**** Records supplied
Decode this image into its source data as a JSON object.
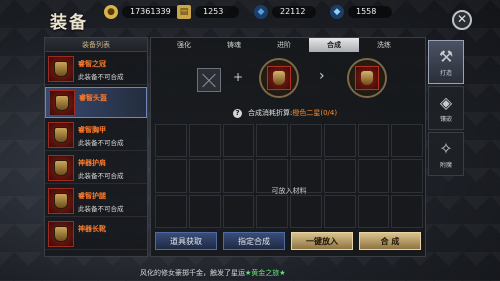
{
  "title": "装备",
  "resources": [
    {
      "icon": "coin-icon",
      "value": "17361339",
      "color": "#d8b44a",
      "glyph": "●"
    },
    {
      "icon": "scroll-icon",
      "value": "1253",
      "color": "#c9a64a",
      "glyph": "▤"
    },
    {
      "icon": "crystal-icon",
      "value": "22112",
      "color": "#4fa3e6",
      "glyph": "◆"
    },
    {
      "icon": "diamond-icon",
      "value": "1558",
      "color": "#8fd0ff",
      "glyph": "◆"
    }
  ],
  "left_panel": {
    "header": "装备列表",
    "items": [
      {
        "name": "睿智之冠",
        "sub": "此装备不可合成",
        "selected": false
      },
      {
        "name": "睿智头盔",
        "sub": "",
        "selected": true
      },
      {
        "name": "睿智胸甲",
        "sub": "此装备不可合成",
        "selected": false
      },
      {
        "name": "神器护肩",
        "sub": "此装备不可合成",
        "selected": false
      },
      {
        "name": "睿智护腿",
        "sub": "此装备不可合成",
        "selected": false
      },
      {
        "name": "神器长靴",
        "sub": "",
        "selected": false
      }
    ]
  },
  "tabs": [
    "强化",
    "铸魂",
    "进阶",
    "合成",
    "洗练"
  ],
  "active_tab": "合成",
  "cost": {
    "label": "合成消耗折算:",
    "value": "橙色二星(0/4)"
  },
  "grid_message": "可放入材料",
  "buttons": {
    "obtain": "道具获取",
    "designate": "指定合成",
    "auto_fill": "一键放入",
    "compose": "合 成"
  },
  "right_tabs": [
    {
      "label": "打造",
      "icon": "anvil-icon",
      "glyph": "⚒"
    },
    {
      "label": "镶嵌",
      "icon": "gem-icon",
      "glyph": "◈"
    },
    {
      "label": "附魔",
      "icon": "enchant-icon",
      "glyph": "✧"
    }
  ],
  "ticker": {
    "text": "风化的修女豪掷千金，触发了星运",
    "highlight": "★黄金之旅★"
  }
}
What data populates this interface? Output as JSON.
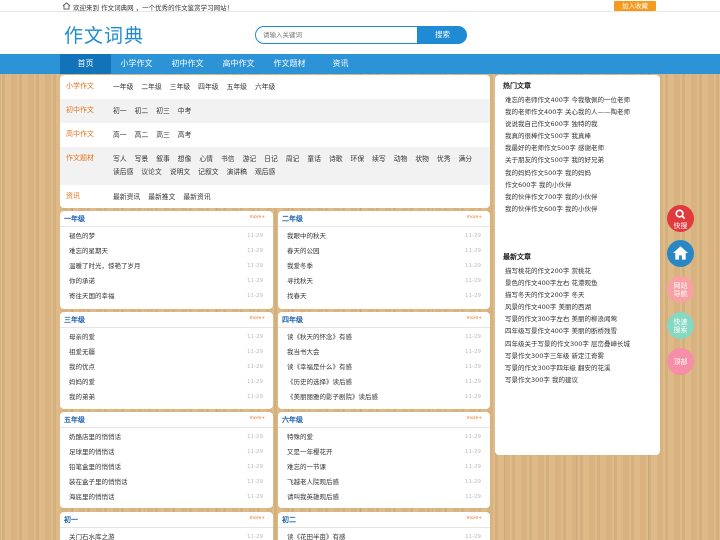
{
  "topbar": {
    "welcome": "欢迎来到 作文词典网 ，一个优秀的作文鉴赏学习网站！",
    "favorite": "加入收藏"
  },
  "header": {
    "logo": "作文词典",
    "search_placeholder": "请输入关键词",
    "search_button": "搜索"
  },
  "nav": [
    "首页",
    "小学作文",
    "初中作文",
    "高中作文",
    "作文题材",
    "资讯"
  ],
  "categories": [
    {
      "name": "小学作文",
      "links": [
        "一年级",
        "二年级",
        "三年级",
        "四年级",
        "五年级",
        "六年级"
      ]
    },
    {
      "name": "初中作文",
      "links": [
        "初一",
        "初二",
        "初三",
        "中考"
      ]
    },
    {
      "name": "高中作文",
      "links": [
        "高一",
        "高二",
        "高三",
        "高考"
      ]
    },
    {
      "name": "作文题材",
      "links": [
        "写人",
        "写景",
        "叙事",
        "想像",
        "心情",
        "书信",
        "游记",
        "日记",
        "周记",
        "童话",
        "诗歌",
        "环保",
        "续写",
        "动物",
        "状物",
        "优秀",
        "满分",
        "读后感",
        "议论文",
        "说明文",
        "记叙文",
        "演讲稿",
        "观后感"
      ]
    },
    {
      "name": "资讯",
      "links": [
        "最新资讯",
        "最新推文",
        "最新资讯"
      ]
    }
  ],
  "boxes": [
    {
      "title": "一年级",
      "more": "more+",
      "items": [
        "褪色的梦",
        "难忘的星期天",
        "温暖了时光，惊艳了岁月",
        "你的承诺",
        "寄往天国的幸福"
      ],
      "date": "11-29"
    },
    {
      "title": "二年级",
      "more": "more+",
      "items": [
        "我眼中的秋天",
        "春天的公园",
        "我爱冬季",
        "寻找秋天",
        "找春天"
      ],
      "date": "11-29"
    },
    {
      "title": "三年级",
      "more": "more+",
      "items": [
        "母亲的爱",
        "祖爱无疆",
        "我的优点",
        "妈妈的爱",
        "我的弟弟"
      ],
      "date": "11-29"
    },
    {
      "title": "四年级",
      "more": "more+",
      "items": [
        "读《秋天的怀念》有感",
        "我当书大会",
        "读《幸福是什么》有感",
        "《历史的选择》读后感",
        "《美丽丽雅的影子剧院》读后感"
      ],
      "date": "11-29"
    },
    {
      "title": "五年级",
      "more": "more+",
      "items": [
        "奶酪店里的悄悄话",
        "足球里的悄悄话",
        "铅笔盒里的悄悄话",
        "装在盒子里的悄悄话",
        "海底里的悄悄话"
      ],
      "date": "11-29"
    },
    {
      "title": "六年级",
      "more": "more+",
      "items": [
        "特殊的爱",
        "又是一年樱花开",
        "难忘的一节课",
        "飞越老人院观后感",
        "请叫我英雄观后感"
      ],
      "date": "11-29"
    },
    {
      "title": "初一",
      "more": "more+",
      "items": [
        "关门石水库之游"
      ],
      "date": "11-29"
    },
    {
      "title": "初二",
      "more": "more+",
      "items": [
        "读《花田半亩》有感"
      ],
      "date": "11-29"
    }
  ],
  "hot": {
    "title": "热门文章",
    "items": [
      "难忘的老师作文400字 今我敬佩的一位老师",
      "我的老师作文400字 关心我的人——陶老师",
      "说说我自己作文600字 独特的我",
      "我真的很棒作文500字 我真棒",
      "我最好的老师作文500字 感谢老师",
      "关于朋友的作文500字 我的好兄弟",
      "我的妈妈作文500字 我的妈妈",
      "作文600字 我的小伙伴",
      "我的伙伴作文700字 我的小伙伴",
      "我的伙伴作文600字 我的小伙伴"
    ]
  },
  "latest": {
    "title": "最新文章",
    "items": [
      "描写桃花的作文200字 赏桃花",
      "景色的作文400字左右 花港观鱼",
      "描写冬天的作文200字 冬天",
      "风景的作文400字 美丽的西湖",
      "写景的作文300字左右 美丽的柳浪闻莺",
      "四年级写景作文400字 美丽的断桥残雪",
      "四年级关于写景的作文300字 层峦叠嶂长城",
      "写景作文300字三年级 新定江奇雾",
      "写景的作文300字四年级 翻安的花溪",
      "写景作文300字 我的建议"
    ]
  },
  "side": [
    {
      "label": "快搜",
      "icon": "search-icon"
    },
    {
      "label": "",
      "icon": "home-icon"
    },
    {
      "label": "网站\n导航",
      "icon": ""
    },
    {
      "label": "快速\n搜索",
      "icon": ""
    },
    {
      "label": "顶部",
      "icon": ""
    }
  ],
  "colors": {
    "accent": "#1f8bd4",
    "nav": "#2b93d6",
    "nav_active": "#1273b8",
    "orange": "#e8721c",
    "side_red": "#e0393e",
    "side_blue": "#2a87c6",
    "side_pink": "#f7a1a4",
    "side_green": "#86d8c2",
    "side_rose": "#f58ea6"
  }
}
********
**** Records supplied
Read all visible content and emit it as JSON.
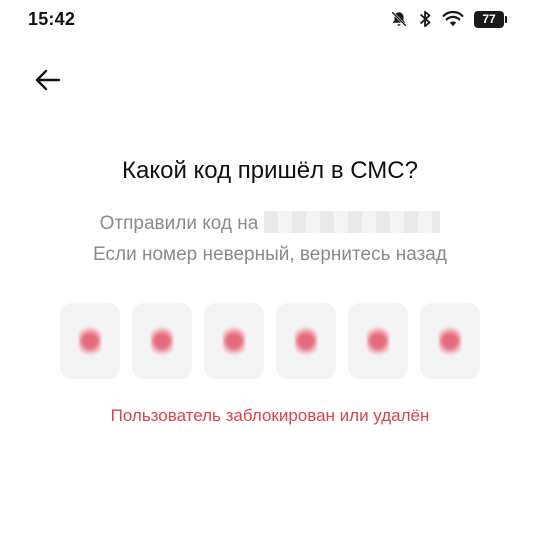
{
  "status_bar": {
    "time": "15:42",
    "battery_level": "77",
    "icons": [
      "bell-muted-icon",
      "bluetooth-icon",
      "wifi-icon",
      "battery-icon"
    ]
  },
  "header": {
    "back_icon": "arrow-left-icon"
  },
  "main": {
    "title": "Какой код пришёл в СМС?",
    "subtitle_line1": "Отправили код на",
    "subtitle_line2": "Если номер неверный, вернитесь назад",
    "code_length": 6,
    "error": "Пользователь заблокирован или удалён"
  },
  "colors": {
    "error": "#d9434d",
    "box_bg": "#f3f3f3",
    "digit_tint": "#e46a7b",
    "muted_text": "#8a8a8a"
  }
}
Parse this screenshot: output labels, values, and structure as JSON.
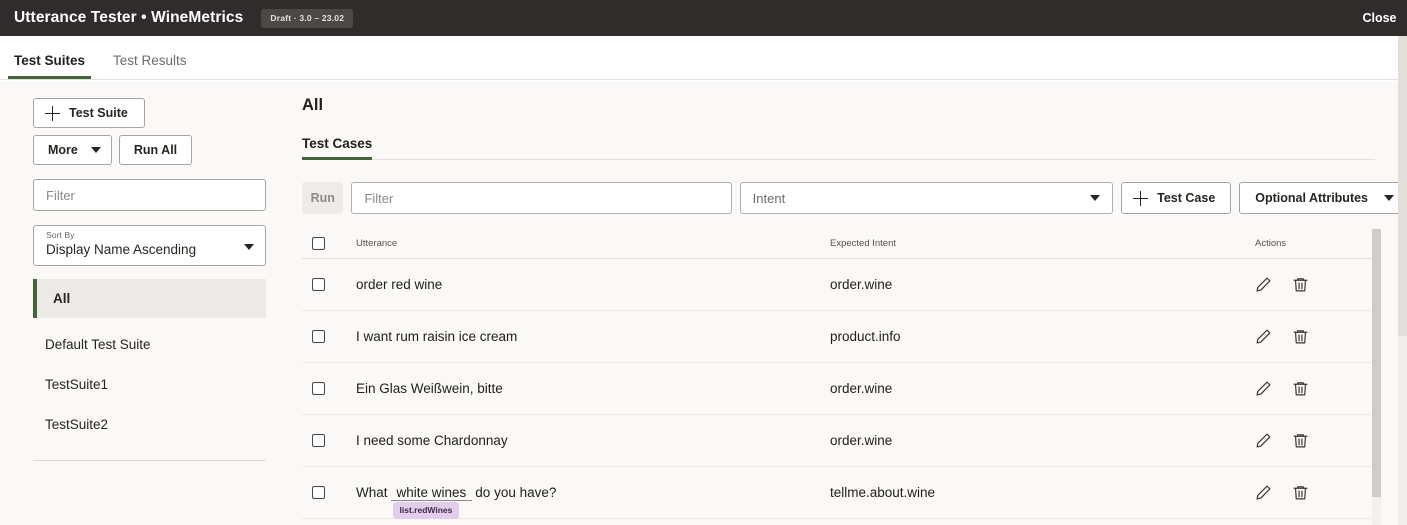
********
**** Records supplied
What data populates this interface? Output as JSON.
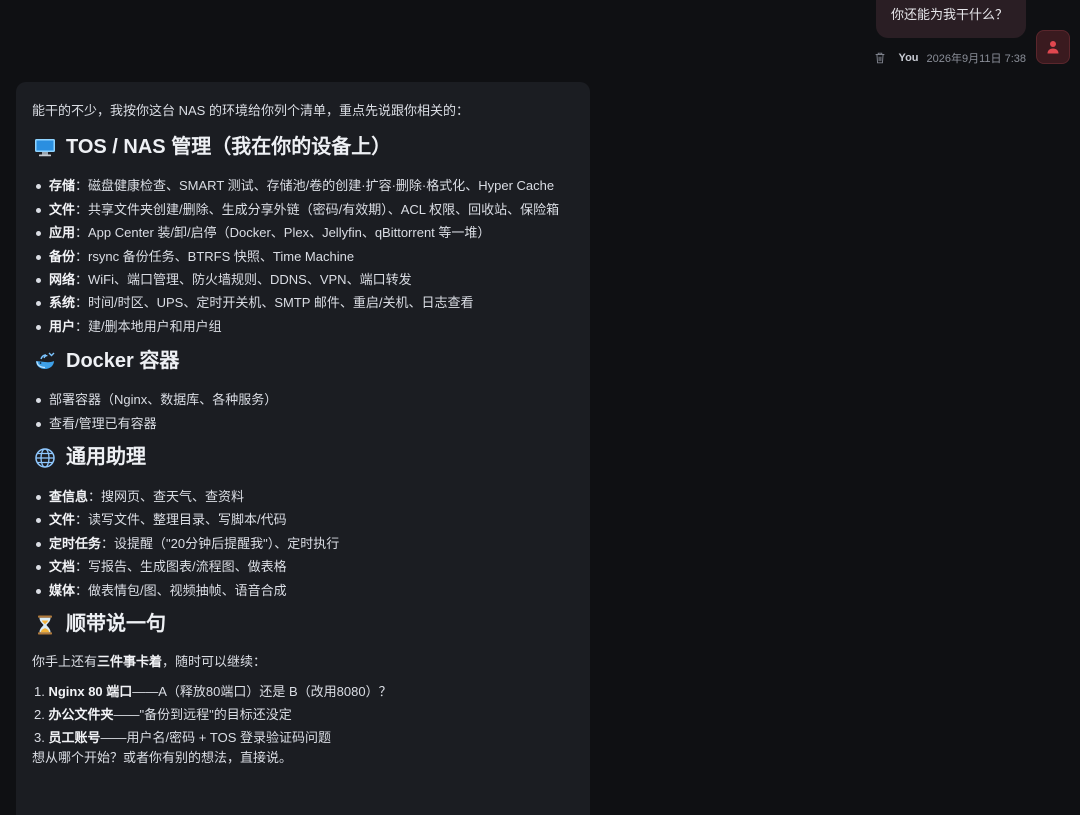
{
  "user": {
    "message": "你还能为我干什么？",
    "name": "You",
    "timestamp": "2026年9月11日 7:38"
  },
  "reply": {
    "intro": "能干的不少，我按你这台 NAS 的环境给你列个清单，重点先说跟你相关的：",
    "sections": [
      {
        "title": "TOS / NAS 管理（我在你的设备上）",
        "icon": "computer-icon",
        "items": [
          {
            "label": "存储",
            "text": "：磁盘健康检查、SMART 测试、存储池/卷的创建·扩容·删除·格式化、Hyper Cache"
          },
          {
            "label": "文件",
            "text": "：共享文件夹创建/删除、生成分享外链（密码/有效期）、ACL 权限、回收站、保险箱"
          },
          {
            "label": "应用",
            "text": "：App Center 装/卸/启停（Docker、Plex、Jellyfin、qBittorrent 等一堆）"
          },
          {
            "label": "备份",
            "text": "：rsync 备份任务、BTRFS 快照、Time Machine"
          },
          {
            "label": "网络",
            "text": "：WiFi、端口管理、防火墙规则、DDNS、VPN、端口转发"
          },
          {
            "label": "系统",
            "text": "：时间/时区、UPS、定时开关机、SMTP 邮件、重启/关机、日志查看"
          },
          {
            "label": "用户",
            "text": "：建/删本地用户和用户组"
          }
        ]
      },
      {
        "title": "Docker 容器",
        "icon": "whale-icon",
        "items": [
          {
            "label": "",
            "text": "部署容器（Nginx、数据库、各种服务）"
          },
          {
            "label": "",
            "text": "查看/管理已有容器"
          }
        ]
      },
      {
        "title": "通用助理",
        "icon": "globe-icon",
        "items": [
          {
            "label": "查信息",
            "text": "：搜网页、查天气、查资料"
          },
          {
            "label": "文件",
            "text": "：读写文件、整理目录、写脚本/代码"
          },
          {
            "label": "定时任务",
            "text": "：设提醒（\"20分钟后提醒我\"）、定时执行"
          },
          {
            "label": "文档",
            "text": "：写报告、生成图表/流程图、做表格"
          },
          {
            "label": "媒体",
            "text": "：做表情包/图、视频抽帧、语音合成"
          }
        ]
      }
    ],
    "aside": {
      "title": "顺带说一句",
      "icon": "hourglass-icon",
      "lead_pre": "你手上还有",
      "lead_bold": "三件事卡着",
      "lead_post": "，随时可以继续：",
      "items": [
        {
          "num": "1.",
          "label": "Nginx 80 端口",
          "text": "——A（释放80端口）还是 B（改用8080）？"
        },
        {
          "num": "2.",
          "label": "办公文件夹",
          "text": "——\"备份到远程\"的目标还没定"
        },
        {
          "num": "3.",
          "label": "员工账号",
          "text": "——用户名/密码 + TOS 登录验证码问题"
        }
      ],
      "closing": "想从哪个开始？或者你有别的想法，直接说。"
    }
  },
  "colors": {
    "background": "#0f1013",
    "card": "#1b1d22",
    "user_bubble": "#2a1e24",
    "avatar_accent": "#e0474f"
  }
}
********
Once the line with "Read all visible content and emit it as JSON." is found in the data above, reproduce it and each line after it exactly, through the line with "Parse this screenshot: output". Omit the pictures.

• Reply:
Read all visible content and emit it as JSON.
{
  "status_bar": {
    "time": "15:42",
    "battery_level": "77",
    "icons": [
      "bell-muted-icon",
      "bluetooth-icon",
      "wifi-icon",
      "battery-icon"
    ]
  },
  "header": {
    "back_icon": "arrow-left-icon"
  },
  "main": {
    "title": "Какой код пришёл в СМС?",
    "subtitle_line1": "Отправили код на",
    "subtitle_line2": "Если номер неверный, вернитесь назад",
    "code_length": 6,
    "error": "Пользователь заблокирован или удалён"
  },
  "colors": {
    "error": "#d9434d",
    "box_bg": "#f3f3f3",
    "digit_tint": "#e46a7b",
    "muted_text": "#8a8a8a"
  }
}
Parse this screenshot: output labels, values, and structure as JSON.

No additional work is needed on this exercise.